Jeremy Corbyn's team have failed to deny reports that the Labour leader has "refused" to refer to the Westminster attack as an act of terrorism, when originally approached by IBTimes UK on Friday (24 March).
The left-winger condemned the vehicle and knife assault by Khalid Masood, 52, as an "atrocity" and a "violent incident", as well as laying flowers for the four victims of the attack and the dozens injured.
"[The] horrific attack in Westminster has shocked the whole country. All our thoughts are with the victims of this outrage, their loved ones, families and friends," Corbyn said in a statement on Wednesday (22 March).
"Those victims include civilians and police officers, Londoners and visitors, subjected to a brutal and indiscriminate assault.
"Our thanks and gratitude go to the police and emergency services who responded so bravely, and to those – including the MP Tobias Ellwood – who went to the aid of the injured and dying.

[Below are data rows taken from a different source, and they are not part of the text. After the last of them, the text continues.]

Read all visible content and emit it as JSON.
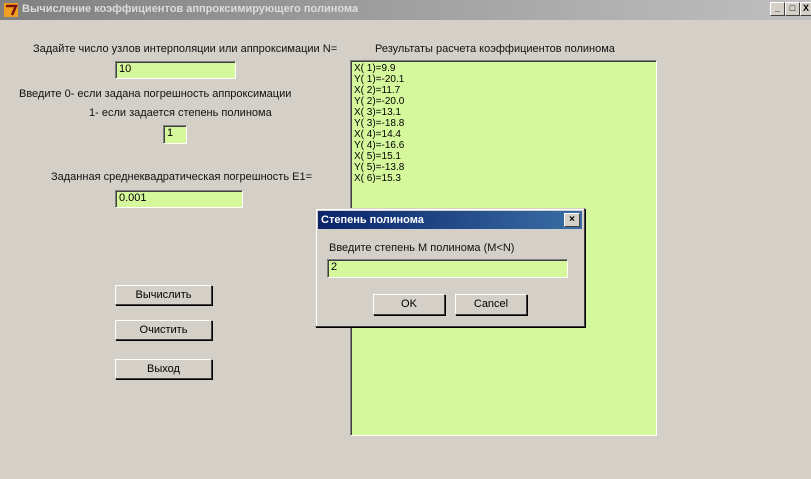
{
  "window": {
    "title": "Вычисление коэффициентов аппроксимирующего полинома",
    "minimize": "_",
    "maximize": "□",
    "close": "X"
  },
  "form": {
    "n_label": "Задайте число узлов интерполяции или аппроксимации N=",
    "n_value": "10",
    "mode_label_1": "Введите 0- если задана погрешность аппроксимации",
    "mode_label_2": "1- если задается степень полинома",
    "mode_value": "1",
    "error_label": "Заданная среднеквадратическая погрешность Е1=",
    "error_value": "0.001"
  },
  "buttons": {
    "calculate": "Вычислить",
    "clear": "Очистить",
    "exit": "Выход"
  },
  "results": {
    "label": "Результаты расчета коэффициентов полинома",
    "lines": [
      "X( 1)=9.9",
      "Y( 1)=-20.1",
      "X( 2)=11.7",
      "Y( 2)=-20.0",
      "X( 3)=13.1",
      "Y( 3)=-18.8",
      "X( 4)=14.4",
      "Y( 4)=-16.6",
      "X( 5)=15.1",
      "Y( 5)=-13.8",
      "X( 6)=15.3"
    ]
  },
  "dialog": {
    "title": "Степень полинома",
    "close": "×",
    "prompt": "Введите степень М полинома (M<N)",
    "value": "2",
    "ok": "OK",
    "cancel": "Cancel"
  }
}
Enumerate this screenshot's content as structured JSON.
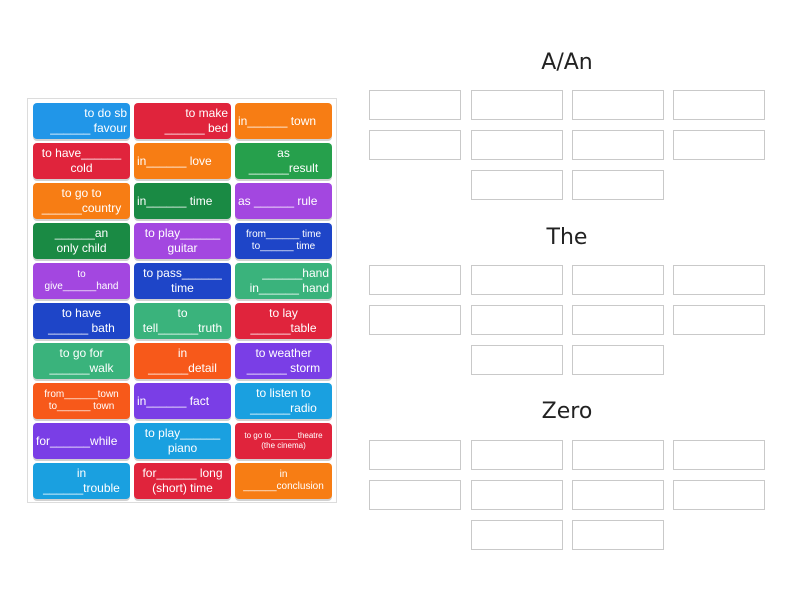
{
  "cards": [
    {
      "text": "to do sb\n______ favour",
      "color": "#2196e8"
    },
    {
      "text": "to make\n______ bed",
      "color": "#e0243c"
    },
    {
      "text": "in______ town",
      "color": "#f77d14"
    },
    {
      "text": "to have______\ncold",
      "color": "#e0243c"
    },
    {
      "text": "in______ love",
      "color": "#f77d14"
    },
    {
      "text": "as\n______result",
      "color": "#26a04c"
    },
    {
      "text": "to go to\n______country",
      "color": "#f77d14"
    },
    {
      "text": "in______ time",
      "color": "#1a8a44"
    },
    {
      "text": "as ______ rule",
      "color": "#a347e0"
    },
    {
      "text": "______an\nonly child",
      "color": "#1a8a44"
    },
    {
      "text": "to play______\nguitar",
      "color": "#a347e0"
    },
    {
      "text": "from______ time\nto______ time",
      "color": "#1e45c8"
    },
    {
      "text": "to\ngive______hand",
      "color": "#a347e0"
    },
    {
      "text": "to pass______\ntime",
      "color": "#1e45c8"
    },
    {
      "text": "______hand\nin______ hand",
      "color": "#3ab37c"
    },
    {
      "text": "to have\n______ bath",
      "color": "#1e45c8"
    },
    {
      "text": "to\ntell______truth",
      "color": "#3ab37c"
    },
    {
      "text": "to lay\n______table",
      "color": "#e0243c"
    },
    {
      "text": "to go for\n______walk",
      "color": "#3ab37c"
    },
    {
      "text": "in\n______detail",
      "color": "#f7591a"
    },
    {
      "text": "to weather\n______ storm",
      "color": "#7a3ee6"
    },
    {
      "text": "from______town\nto______ town",
      "color": "#f7591a"
    },
    {
      "text": "in______ fact",
      "color": "#7a3ee6"
    },
    {
      "text": "to listen to\n______radio",
      "color": "#1aa0e0"
    },
    {
      "text": "for______while",
      "color": "#7a3ee6"
    },
    {
      "text": "to play______\npiano",
      "color": "#1aa0e0"
    },
    {
      "text": "to go to______theatre\n(the cinema)",
      "color": "#e0243c"
    },
    {
      "text": "in\n______trouble",
      "color": "#1aa0e0"
    },
    {
      "text": "for______ long\n(short) time",
      "color": "#e0243c"
    },
    {
      "text": "in\n______conclusion",
      "color": "#f77d14"
    }
  ],
  "groups": [
    {
      "title": "A/An"
    },
    {
      "title": "The"
    },
    {
      "title": "Zero"
    }
  ]
}
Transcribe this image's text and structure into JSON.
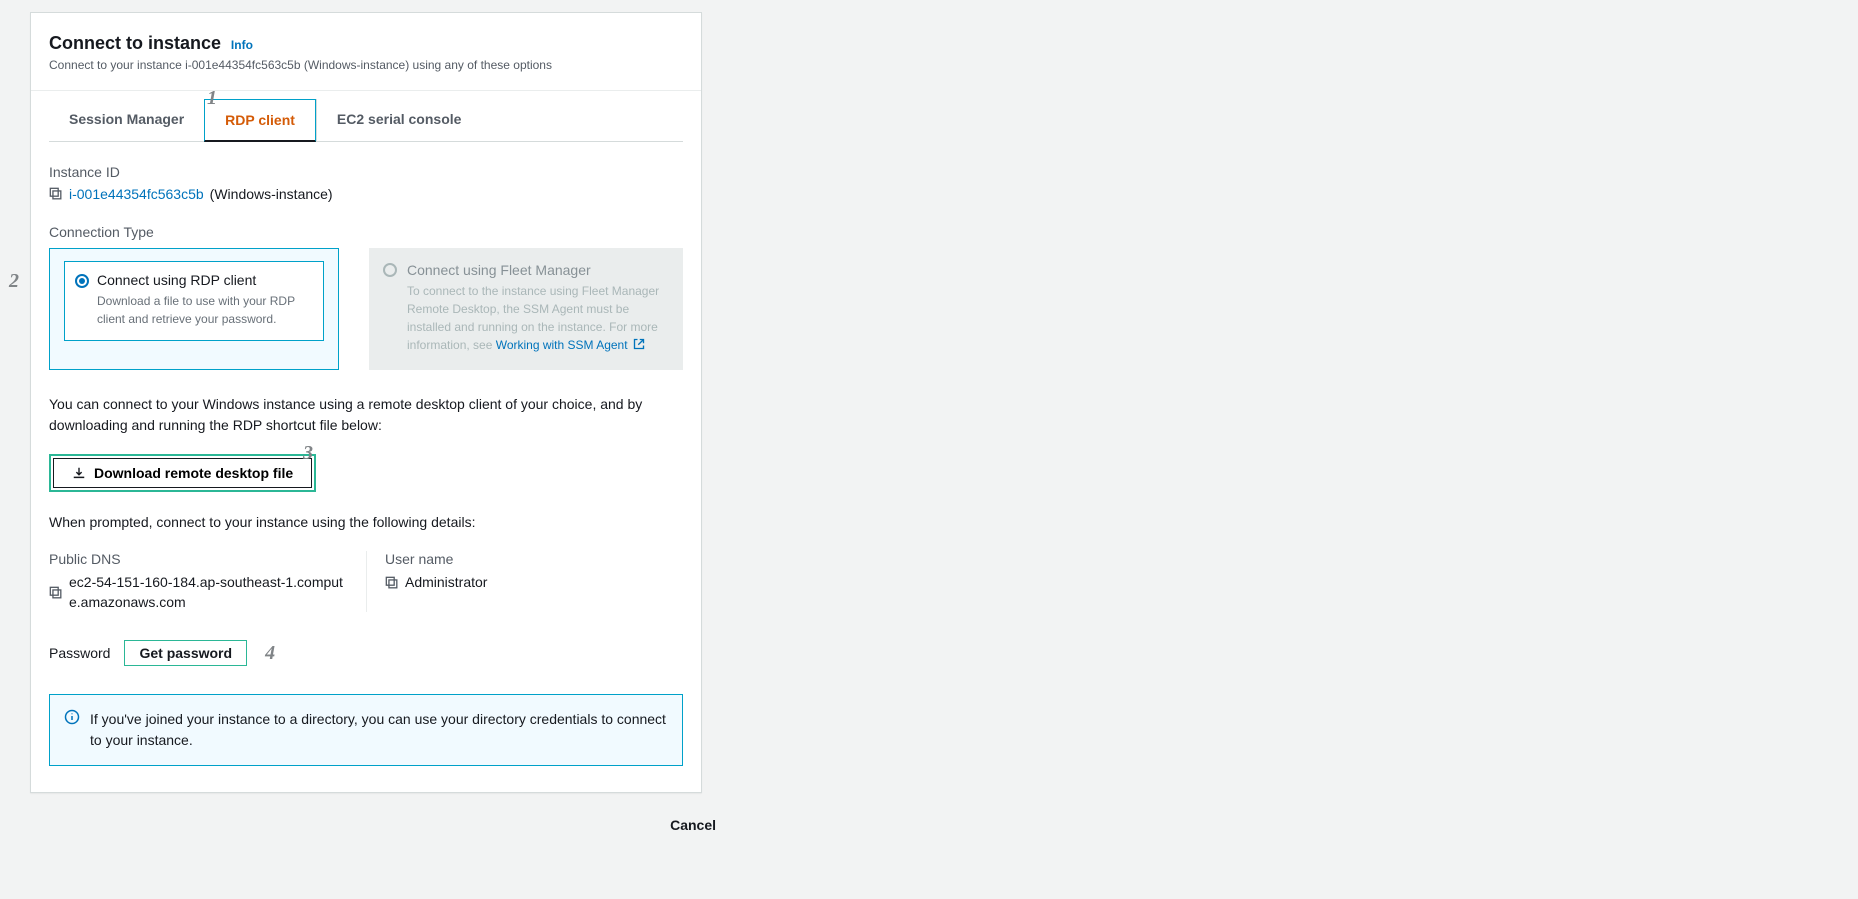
{
  "header": {
    "title": "Connect to instance",
    "info_label": "Info",
    "subtitle": "Connect to your instance i-001e44354fc563c5b (Windows-instance) using any of these options"
  },
  "tabs": [
    {
      "label": "Session Manager"
    },
    {
      "label": "RDP client"
    },
    {
      "label": "EC2 serial console"
    }
  ],
  "instance": {
    "label": "Instance ID",
    "id": "i-001e44354fc563c5b",
    "name": "(Windows-instance)"
  },
  "connection": {
    "label": "Connection Type",
    "rdp": {
      "title": "Connect using RDP client",
      "desc": "Download a file to use with your RDP client and retrieve your password."
    },
    "fleet": {
      "title": "Connect using Fleet Manager",
      "desc": "To connect to the instance using Fleet Manager Remote Desktop, the SSM Agent must be installed and running on the instance. For more information, see ",
      "link": "Working with SSM Agent"
    }
  },
  "text": {
    "intro": "You can connect to your Windows instance using a remote desktop client of your choice, and by downloading and running the RDP shortcut file below:",
    "download_btn": "Download remote desktop file",
    "prompt": "When prompted, connect to your instance using the following details:"
  },
  "details": {
    "dns_label": "Public DNS",
    "dns_value": "ec2-54-151-160-184.ap-southeast-1.compute.amazonaws.com",
    "user_label": "User name",
    "user_value": "Administrator"
  },
  "password": {
    "label": "Password",
    "button": "Get password"
  },
  "info_box": "If you've joined your instance to a directory, you can use your directory credentials to connect to your instance.",
  "footer": {
    "cancel": "Cancel"
  },
  "annotations": {
    "a1": "1",
    "a2": "2",
    "a3": "3",
    "a4": "4"
  }
}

"This was not only an attack on innocent people. It was also an attack on our democracy. But I know that Londoners and people across the country will stand together in defence of our values and diversity."
The Prime Minister Theresa May and Metropolitan Police have continually referred to the incident as a "terrorist" attack.
But Corbyn, who has previously referred to Palestinian militant group Hamas and shia Islamist militants Hezbollah as "friends", has not used the same language since the attack.
Sir Gerald Howarth, the former Conservative minister, told The Daily Telegraph that the Labour leader was "in denial".
"He has declared support for Hamas and for Sinn Fein in the past and if he cannot be unequivocal about what happened yesterday, then he is simply not fit to be anywhere near the government of this country, let alone be in the charge of it as he aspires to be," the senior Conservative said.